**Data supplied:**
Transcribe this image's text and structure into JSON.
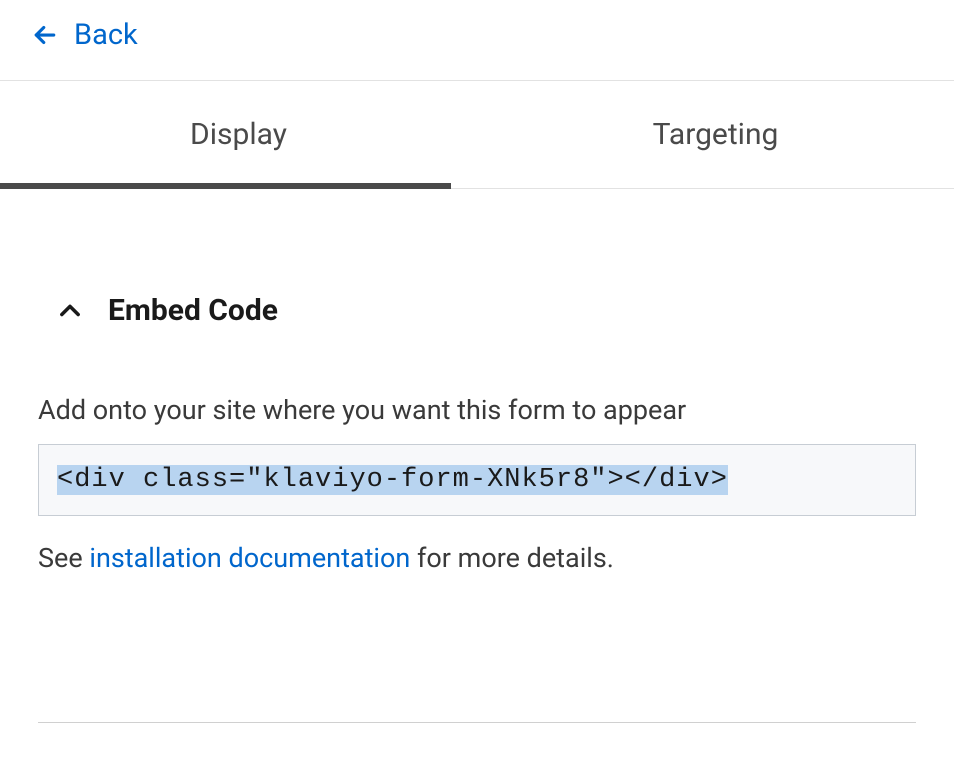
{
  "nav": {
    "back_label": "Back"
  },
  "tabs": {
    "display": "Display",
    "targeting": "Targeting"
  },
  "section": {
    "title": "Embed Code",
    "instruction": "Add onto your site where you want this form to appear",
    "code": "<div class=\"klaviyo-form-XNk5r8\"></div>",
    "help_prefix": "See ",
    "help_link": "installation documentation",
    "help_suffix": " for more details."
  }
}
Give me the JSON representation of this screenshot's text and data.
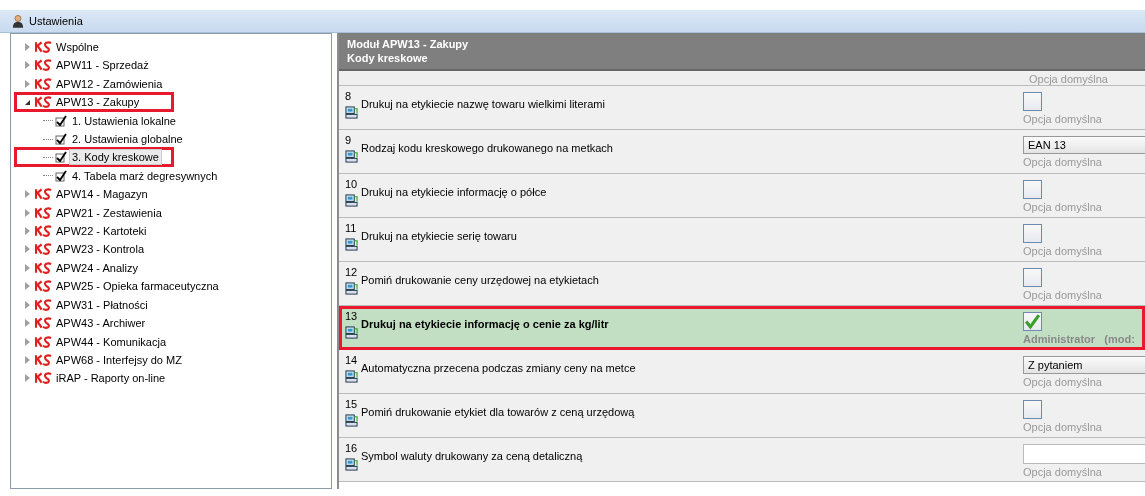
{
  "window": {
    "title": "Ustawienia"
  },
  "tree": [
    {
      "label": "Wspólne",
      "expanded": false,
      "marked": false,
      "selected": false
    },
    {
      "label": "APW11 - Sprzedaż",
      "expanded": false,
      "marked": false,
      "selected": false
    },
    {
      "label": "APW12 - Zamówienia",
      "expanded": false,
      "marked": false,
      "selected": false
    },
    {
      "label": "APW13 - Zakupy",
      "expanded": true,
      "marked": true,
      "selected": false,
      "children": [
        {
          "label": "1. Ustawienia lokalne",
          "marked": false,
          "selected": false
        },
        {
          "label": "2. Ustawienia globalne",
          "marked": false,
          "selected": false
        },
        {
          "label": "3. Kody kreskowe",
          "marked": true,
          "selected": true
        },
        {
          "label": "4. Tabela marż degresywnych",
          "marked": false,
          "selected": false
        }
      ]
    },
    {
      "label": "APW14 - Magazyn",
      "expanded": false,
      "marked": false,
      "selected": false
    },
    {
      "label": "APW21 - Zestawienia",
      "expanded": false,
      "marked": false,
      "selected": false
    },
    {
      "label": "APW22 - Kartoteki",
      "expanded": false,
      "marked": false,
      "selected": false
    },
    {
      "label": "APW23 - Kontrola",
      "expanded": false,
      "marked": false,
      "selected": false
    },
    {
      "label": "APW24 - Analizy",
      "expanded": false,
      "marked": false,
      "selected": false
    },
    {
      "label": "APW25 - Opieka farmaceutyczna",
      "expanded": false,
      "marked": false,
      "selected": false
    },
    {
      "label": "APW31 - Płatności",
      "expanded": false,
      "marked": false,
      "selected": false
    },
    {
      "label": "APW43 - Archiwer",
      "expanded": false,
      "marked": false,
      "selected": false
    },
    {
      "label": "APW44 - Komunikacja",
      "expanded": false,
      "marked": false,
      "selected": false
    },
    {
      "label": "APW68 - Interfejsy do MZ",
      "expanded": false,
      "marked": false,
      "selected": false
    },
    {
      "label": "iRAP - Raporty on-line",
      "expanded": false,
      "marked": false,
      "selected": false
    }
  ],
  "panel": {
    "title": "Moduł APW13 - Zakupy",
    "subtitle": "Kody kreskowe",
    "top_partial_row": {
      "source": "Opcja domyślna"
    },
    "rows": [
      {
        "number": "8",
        "label": "Drukuj na etykiecie nazwę towaru wielkimi literami",
        "kind": "checkbox",
        "checked": false,
        "source": "Opcja domyślna",
        "selected": false,
        "marked": false
      },
      {
        "number": "9",
        "label": "Rodzaj kodu kreskowego drukowanego na metkach",
        "kind": "dropdown",
        "value": "EAN 13",
        "source": "Opcja domyślna",
        "selected": false,
        "marked": false
      },
      {
        "number": "10",
        "label": "Drukuj na etykiecie informację o półce",
        "kind": "checkbox",
        "checked": false,
        "source": "Opcja domyślna",
        "selected": false,
        "marked": false
      },
      {
        "number": "11",
        "label": "Drukuj na etykiecie serię towaru",
        "kind": "checkbox",
        "checked": false,
        "source": "Opcja domyślna",
        "selected": false,
        "marked": false
      },
      {
        "number": "12",
        "label": "Pomiń drukowanie ceny urzędowej na etykietach",
        "kind": "checkbox",
        "checked": false,
        "source": "Opcja domyślna",
        "selected": false,
        "marked": false
      },
      {
        "number": "13",
        "label": "Drukuj na etykiecie informację o cenie za kg/litr",
        "kind": "checkbox",
        "checked": true,
        "source": "Administrator   (mod:",
        "selected": true,
        "marked": true
      },
      {
        "number": "14",
        "label": "Automatyczna przecena podczas zmiany ceny na metce",
        "kind": "dropdown",
        "value": "Z pytaniem",
        "source": "Opcja domyślna",
        "selected": false,
        "marked": false
      },
      {
        "number": "15",
        "label": "Pomiń drukowanie etykiet dla towarów z ceną urzędową",
        "kind": "checkbox",
        "checked": false,
        "source": "Opcja domyślna",
        "selected": false,
        "marked": false
      },
      {
        "number": "16",
        "label": "Symbol waluty drukowany za ceną detaliczną",
        "kind": "text",
        "value": "",
        "source": "Opcja domyślna",
        "selected": false,
        "marked": false
      }
    ]
  }
}
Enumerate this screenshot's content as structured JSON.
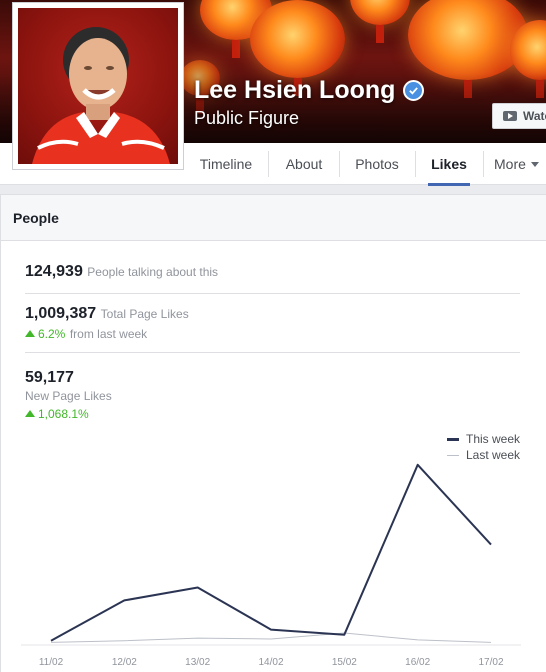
{
  "page": {
    "name": "Lee Hsien Loong",
    "category": "Public Figure",
    "watch_label": "Wate"
  },
  "tabs": [
    {
      "label": "Timeline",
      "active": false
    },
    {
      "label": "About",
      "active": false
    },
    {
      "label": "Photos",
      "active": false
    },
    {
      "label": "Likes",
      "active": true
    },
    {
      "label": "More",
      "active": false
    }
  ],
  "people": {
    "section_title": "People",
    "talking": {
      "value": "124,939",
      "label": "People talking about this"
    },
    "total_likes": {
      "value": "1,009,387",
      "label": "Total Page Likes",
      "change": "6.2%",
      "change_suffix": "from last week"
    },
    "new_likes": {
      "value": "59,177",
      "label": "New Page Likes",
      "change": "1,068.1%"
    }
  },
  "colors": {
    "this_week": "#2b3553",
    "last_week": "#bcc0c8",
    "accent": "#4267b2",
    "up": "#42b72a"
  },
  "chart_data": {
    "type": "line",
    "x": [
      "11/02",
      "12/02",
      "13/02",
      "14/02",
      "15/02",
      "16/02",
      "17/02"
    ],
    "series": [
      {
        "name": "This week",
        "values": [
          500,
          5200,
          6700,
          1800,
          1200,
          21000,
          11700
        ]
      },
      {
        "name": "Last week",
        "values": [
          300,
          500,
          800,
          700,
          1400,
          600,
          300
        ]
      }
    ],
    "ylim": [
      0,
      24000
    ],
    "legend": "top-right",
    "grid": false
  }
}
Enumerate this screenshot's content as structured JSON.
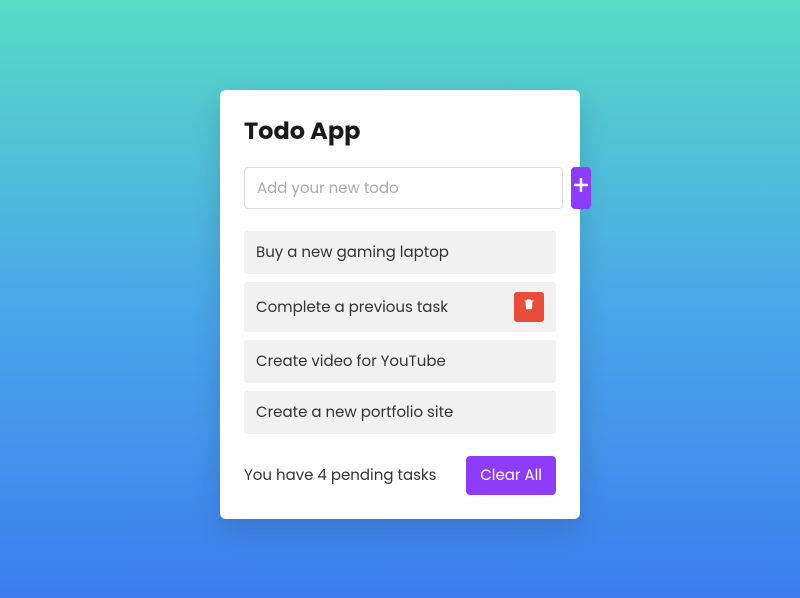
{
  "title": "Todo App",
  "input": {
    "placeholder": "Add your new todo",
    "value": ""
  },
  "todos": [
    {
      "text": "Buy a new gaming laptop",
      "showDelete": false
    },
    {
      "text": "Complete a previous task",
      "showDelete": true
    },
    {
      "text": "Create video for YouTube",
      "showDelete": false
    },
    {
      "text": "Create a new portfolio site",
      "showDelete": false
    }
  ],
  "footer": {
    "pending_text": "You have 4 pending tasks",
    "clear_label": "Clear All"
  },
  "colors": {
    "accent": "#8e3cf7",
    "danger": "#e74c3c"
  }
}
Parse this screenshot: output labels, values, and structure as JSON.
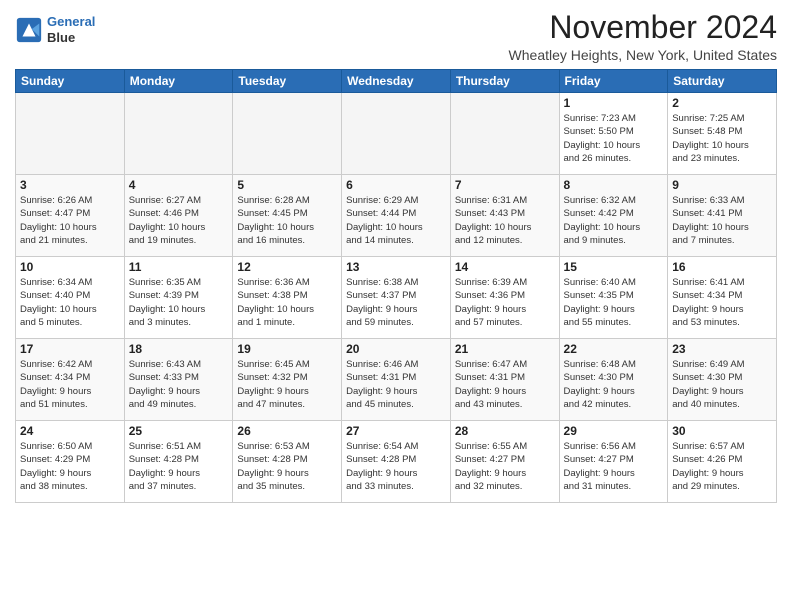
{
  "header": {
    "logo_line1": "General",
    "logo_line2": "Blue",
    "month_title": "November 2024",
    "location": "Wheatley Heights, New York, United States"
  },
  "weekdays": [
    "Sunday",
    "Monday",
    "Tuesday",
    "Wednesday",
    "Thursday",
    "Friday",
    "Saturday"
  ],
  "weeks": [
    [
      {
        "day": "",
        "info": ""
      },
      {
        "day": "",
        "info": ""
      },
      {
        "day": "",
        "info": ""
      },
      {
        "day": "",
        "info": ""
      },
      {
        "day": "",
        "info": ""
      },
      {
        "day": "1",
        "info": "Sunrise: 7:23 AM\nSunset: 5:50 PM\nDaylight: 10 hours\nand 26 minutes."
      },
      {
        "day": "2",
        "info": "Sunrise: 7:25 AM\nSunset: 5:48 PM\nDaylight: 10 hours\nand 23 minutes."
      }
    ],
    [
      {
        "day": "3",
        "info": "Sunrise: 6:26 AM\nSunset: 4:47 PM\nDaylight: 10 hours\nand 21 minutes."
      },
      {
        "day": "4",
        "info": "Sunrise: 6:27 AM\nSunset: 4:46 PM\nDaylight: 10 hours\nand 19 minutes."
      },
      {
        "day": "5",
        "info": "Sunrise: 6:28 AM\nSunset: 4:45 PM\nDaylight: 10 hours\nand 16 minutes."
      },
      {
        "day": "6",
        "info": "Sunrise: 6:29 AM\nSunset: 4:44 PM\nDaylight: 10 hours\nand 14 minutes."
      },
      {
        "day": "7",
        "info": "Sunrise: 6:31 AM\nSunset: 4:43 PM\nDaylight: 10 hours\nand 12 minutes."
      },
      {
        "day": "8",
        "info": "Sunrise: 6:32 AM\nSunset: 4:42 PM\nDaylight: 10 hours\nand 9 minutes."
      },
      {
        "day": "9",
        "info": "Sunrise: 6:33 AM\nSunset: 4:41 PM\nDaylight: 10 hours\nand 7 minutes."
      }
    ],
    [
      {
        "day": "10",
        "info": "Sunrise: 6:34 AM\nSunset: 4:40 PM\nDaylight: 10 hours\nand 5 minutes."
      },
      {
        "day": "11",
        "info": "Sunrise: 6:35 AM\nSunset: 4:39 PM\nDaylight: 10 hours\nand 3 minutes."
      },
      {
        "day": "12",
        "info": "Sunrise: 6:36 AM\nSunset: 4:38 PM\nDaylight: 10 hours\nand 1 minute."
      },
      {
        "day": "13",
        "info": "Sunrise: 6:38 AM\nSunset: 4:37 PM\nDaylight: 9 hours\nand 59 minutes."
      },
      {
        "day": "14",
        "info": "Sunrise: 6:39 AM\nSunset: 4:36 PM\nDaylight: 9 hours\nand 57 minutes."
      },
      {
        "day": "15",
        "info": "Sunrise: 6:40 AM\nSunset: 4:35 PM\nDaylight: 9 hours\nand 55 minutes."
      },
      {
        "day": "16",
        "info": "Sunrise: 6:41 AM\nSunset: 4:34 PM\nDaylight: 9 hours\nand 53 minutes."
      }
    ],
    [
      {
        "day": "17",
        "info": "Sunrise: 6:42 AM\nSunset: 4:34 PM\nDaylight: 9 hours\nand 51 minutes."
      },
      {
        "day": "18",
        "info": "Sunrise: 6:43 AM\nSunset: 4:33 PM\nDaylight: 9 hours\nand 49 minutes."
      },
      {
        "day": "19",
        "info": "Sunrise: 6:45 AM\nSunset: 4:32 PM\nDaylight: 9 hours\nand 47 minutes."
      },
      {
        "day": "20",
        "info": "Sunrise: 6:46 AM\nSunset: 4:31 PM\nDaylight: 9 hours\nand 45 minutes."
      },
      {
        "day": "21",
        "info": "Sunrise: 6:47 AM\nSunset: 4:31 PM\nDaylight: 9 hours\nand 43 minutes."
      },
      {
        "day": "22",
        "info": "Sunrise: 6:48 AM\nSunset: 4:30 PM\nDaylight: 9 hours\nand 42 minutes."
      },
      {
        "day": "23",
        "info": "Sunrise: 6:49 AM\nSunset: 4:30 PM\nDaylight: 9 hours\nand 40 minutes."
      }
    ],
    [
      {
        "day": "24",
        "info": "Sunrise: 6:50 AM\nSunset: 4:29 PM\nDaylight: 9 hours\nand 38 minutes."
      },
      {
        "day": "25",
        "info": "Sunrise: 6:51 AM\nSunset: 4:28 PM\nDaylight: 9 hours\nand 37 minutes."
      },
      {
        "day": "26",
        "info": "Sunrise: 6:53 AM\nSunset: 4:28 PM\nDaylight: 9 hours\nand 35 minutes."
      },
      {
        "day": "27",
        "info": "Sunrise: 6:54 AM\nSunset: 4:28 PM\nDaylight: 9 hours\nand 33 minutes."
      },
      {
        "day": "28",
        "info": "Sunrise: 6:55 AM\nSunset: 4:27 PM\nDaylight: 9 hours\nand 32 minutes."
      },
      {
        "day": "29",
        "info": "Sunrise: 6:56 AM\nSunset: 4:27 PM\nDaylight: 9 hours\nand 31 minutes."
      },
      {
        "day": "30",
        "info": "Sunrise: 6:57 AM\nSunset: 4:26 PM\nDaylight: 9 hours\nand 29 minutes."
      }
    ]
  ]
}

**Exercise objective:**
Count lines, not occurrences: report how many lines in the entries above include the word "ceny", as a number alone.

**Result of the exercise:**
2